Nobel prize winning poet Pablo Neruda was known for his romantic verse and passionate life, and when he found that he needed a place to meet with his mistress he built La Chascona, and inland piece of seaside living that he named after his lover’s most striking feature, her hair.
During his third and final return to Chile, Neruda met Matilde Urrutia, and the two struck up a heated affair. By this time in Neruda’s life he was a nation (if not world) wide celebrity and being caught having an affair would have been disastrous for his image. His answer was to construct La Chascona (“messy hair” in English) inSantiago, a house where he and Urrutia could be alone together. A notorious lover of the sea, Neruda built the dining room in the style of a captain’s cabin, and the living room to look like a lighthouse. He filled the home with works of art from friends and family including a painting given to Neruda by Urrutia that displays his face hidden in her famously curly locks.
The would eventually wed and even be buried next to one another, leaving La Chascona as a symbol of their enduring love. The house is now in the hands of the Pablo Neruda Foundation in Chile. It is open for visitors, along with his other two Chilean homes.
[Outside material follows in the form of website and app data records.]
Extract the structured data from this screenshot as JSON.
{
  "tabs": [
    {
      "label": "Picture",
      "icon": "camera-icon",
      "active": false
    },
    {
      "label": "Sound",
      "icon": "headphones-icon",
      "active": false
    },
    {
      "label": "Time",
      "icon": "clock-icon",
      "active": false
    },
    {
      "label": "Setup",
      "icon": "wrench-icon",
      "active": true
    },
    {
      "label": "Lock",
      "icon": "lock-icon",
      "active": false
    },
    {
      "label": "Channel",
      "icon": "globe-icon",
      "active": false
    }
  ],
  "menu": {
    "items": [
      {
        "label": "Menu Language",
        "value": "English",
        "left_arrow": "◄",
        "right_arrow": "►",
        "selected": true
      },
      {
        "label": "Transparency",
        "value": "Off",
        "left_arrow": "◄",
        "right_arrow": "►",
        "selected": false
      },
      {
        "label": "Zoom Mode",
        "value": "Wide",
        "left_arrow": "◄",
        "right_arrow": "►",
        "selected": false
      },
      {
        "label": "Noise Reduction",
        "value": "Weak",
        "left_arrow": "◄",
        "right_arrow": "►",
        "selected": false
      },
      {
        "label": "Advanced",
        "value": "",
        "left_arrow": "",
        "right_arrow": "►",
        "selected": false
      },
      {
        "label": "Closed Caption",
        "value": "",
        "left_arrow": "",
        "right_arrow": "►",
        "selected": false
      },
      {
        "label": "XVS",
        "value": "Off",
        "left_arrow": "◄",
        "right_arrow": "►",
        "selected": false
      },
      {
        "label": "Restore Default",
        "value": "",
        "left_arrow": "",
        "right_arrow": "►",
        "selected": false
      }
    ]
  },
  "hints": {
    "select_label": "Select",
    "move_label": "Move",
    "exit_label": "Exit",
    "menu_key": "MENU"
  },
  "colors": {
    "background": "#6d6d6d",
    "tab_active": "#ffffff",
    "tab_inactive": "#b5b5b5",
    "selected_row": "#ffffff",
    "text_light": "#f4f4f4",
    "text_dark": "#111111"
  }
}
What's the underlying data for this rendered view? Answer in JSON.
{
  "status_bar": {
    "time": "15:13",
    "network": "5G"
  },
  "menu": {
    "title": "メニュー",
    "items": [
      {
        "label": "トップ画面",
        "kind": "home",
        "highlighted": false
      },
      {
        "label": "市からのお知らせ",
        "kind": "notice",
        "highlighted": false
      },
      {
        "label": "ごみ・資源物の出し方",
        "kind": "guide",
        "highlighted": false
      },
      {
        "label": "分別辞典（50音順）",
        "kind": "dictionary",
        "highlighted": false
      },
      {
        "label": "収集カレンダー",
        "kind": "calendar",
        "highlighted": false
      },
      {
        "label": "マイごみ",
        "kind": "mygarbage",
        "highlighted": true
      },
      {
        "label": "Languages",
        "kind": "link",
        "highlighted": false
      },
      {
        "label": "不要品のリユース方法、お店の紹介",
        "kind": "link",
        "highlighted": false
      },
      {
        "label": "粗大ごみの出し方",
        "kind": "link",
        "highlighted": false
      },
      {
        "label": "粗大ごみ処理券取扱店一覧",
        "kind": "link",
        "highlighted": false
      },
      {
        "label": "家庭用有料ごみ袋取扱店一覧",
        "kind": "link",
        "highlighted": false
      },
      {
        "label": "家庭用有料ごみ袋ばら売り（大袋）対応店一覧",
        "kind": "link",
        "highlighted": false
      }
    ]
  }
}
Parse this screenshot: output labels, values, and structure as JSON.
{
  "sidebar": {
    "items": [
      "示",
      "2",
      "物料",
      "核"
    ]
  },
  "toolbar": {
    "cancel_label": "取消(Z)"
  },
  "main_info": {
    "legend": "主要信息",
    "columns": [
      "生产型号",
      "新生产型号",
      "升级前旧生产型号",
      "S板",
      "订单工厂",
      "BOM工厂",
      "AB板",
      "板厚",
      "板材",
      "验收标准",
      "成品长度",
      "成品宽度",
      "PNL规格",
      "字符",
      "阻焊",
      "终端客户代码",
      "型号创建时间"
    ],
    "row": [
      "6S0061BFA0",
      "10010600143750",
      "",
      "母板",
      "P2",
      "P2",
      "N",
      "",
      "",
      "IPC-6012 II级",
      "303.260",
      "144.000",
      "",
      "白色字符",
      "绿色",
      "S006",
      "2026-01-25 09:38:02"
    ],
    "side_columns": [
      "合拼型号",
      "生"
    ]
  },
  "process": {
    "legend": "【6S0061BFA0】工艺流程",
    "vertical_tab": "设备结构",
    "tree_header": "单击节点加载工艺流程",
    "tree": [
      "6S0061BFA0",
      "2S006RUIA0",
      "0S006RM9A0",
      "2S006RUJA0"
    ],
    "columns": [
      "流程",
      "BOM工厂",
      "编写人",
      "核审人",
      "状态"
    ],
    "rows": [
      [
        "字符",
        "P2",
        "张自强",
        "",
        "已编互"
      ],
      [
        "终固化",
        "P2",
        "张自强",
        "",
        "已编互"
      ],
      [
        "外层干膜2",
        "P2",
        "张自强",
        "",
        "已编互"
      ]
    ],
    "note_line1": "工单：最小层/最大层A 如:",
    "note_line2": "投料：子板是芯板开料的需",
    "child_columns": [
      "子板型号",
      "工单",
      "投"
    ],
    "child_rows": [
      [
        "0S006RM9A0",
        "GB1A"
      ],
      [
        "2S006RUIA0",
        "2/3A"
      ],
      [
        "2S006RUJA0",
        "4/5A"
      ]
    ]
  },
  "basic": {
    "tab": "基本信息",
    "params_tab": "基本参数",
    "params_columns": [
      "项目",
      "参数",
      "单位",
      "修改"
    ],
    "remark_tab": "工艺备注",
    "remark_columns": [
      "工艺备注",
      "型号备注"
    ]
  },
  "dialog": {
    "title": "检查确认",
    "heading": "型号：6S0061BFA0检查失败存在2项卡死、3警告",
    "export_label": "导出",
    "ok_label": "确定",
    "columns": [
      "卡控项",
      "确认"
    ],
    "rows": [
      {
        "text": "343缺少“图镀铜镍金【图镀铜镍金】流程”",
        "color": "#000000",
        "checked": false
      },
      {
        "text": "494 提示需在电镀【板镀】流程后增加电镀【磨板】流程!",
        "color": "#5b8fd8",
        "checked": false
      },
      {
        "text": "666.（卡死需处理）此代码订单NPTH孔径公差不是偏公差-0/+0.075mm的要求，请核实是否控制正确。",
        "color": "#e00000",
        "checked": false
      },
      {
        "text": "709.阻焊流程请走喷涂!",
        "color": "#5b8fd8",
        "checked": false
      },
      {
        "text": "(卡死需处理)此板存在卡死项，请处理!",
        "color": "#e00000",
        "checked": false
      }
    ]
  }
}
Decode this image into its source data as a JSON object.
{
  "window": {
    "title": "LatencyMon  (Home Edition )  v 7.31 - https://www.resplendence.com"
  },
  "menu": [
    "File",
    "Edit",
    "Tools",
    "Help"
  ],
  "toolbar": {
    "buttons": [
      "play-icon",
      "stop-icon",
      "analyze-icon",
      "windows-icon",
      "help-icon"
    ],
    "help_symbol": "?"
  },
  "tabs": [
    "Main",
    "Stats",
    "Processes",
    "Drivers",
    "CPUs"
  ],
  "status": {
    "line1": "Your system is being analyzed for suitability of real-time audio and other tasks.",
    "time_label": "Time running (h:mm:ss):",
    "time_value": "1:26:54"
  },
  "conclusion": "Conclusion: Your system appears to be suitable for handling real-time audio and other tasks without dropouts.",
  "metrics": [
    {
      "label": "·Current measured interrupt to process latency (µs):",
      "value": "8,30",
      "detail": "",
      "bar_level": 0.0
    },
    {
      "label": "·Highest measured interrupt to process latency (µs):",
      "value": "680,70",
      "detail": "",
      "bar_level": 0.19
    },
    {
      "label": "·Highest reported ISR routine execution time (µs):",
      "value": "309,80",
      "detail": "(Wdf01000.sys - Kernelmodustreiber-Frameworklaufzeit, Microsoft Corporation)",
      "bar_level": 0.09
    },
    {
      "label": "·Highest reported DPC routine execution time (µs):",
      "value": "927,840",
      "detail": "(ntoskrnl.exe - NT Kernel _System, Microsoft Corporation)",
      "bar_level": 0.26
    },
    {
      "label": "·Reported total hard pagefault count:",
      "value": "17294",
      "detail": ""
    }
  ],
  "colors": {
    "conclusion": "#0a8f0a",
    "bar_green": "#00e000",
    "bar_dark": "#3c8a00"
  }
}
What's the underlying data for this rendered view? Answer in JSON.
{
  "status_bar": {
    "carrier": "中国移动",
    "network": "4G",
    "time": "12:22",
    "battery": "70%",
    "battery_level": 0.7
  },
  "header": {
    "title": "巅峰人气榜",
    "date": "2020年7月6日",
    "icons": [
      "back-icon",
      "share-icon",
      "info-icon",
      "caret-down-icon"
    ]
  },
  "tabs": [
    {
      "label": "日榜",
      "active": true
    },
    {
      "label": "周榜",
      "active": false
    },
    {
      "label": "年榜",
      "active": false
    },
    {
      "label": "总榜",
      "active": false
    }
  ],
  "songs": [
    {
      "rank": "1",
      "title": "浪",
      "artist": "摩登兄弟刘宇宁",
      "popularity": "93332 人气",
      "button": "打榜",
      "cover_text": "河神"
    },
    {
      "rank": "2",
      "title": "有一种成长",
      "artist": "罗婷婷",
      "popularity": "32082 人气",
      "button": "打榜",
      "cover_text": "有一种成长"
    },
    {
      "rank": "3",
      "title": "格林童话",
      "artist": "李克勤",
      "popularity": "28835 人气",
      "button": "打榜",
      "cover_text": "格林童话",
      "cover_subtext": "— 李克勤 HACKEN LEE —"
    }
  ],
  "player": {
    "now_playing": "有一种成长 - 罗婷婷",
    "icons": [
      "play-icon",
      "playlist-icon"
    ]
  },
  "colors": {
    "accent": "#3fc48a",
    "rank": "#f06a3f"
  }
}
The home is a museum not just to Neruda’s final years, but also of his love of art and Matilde Urrutia.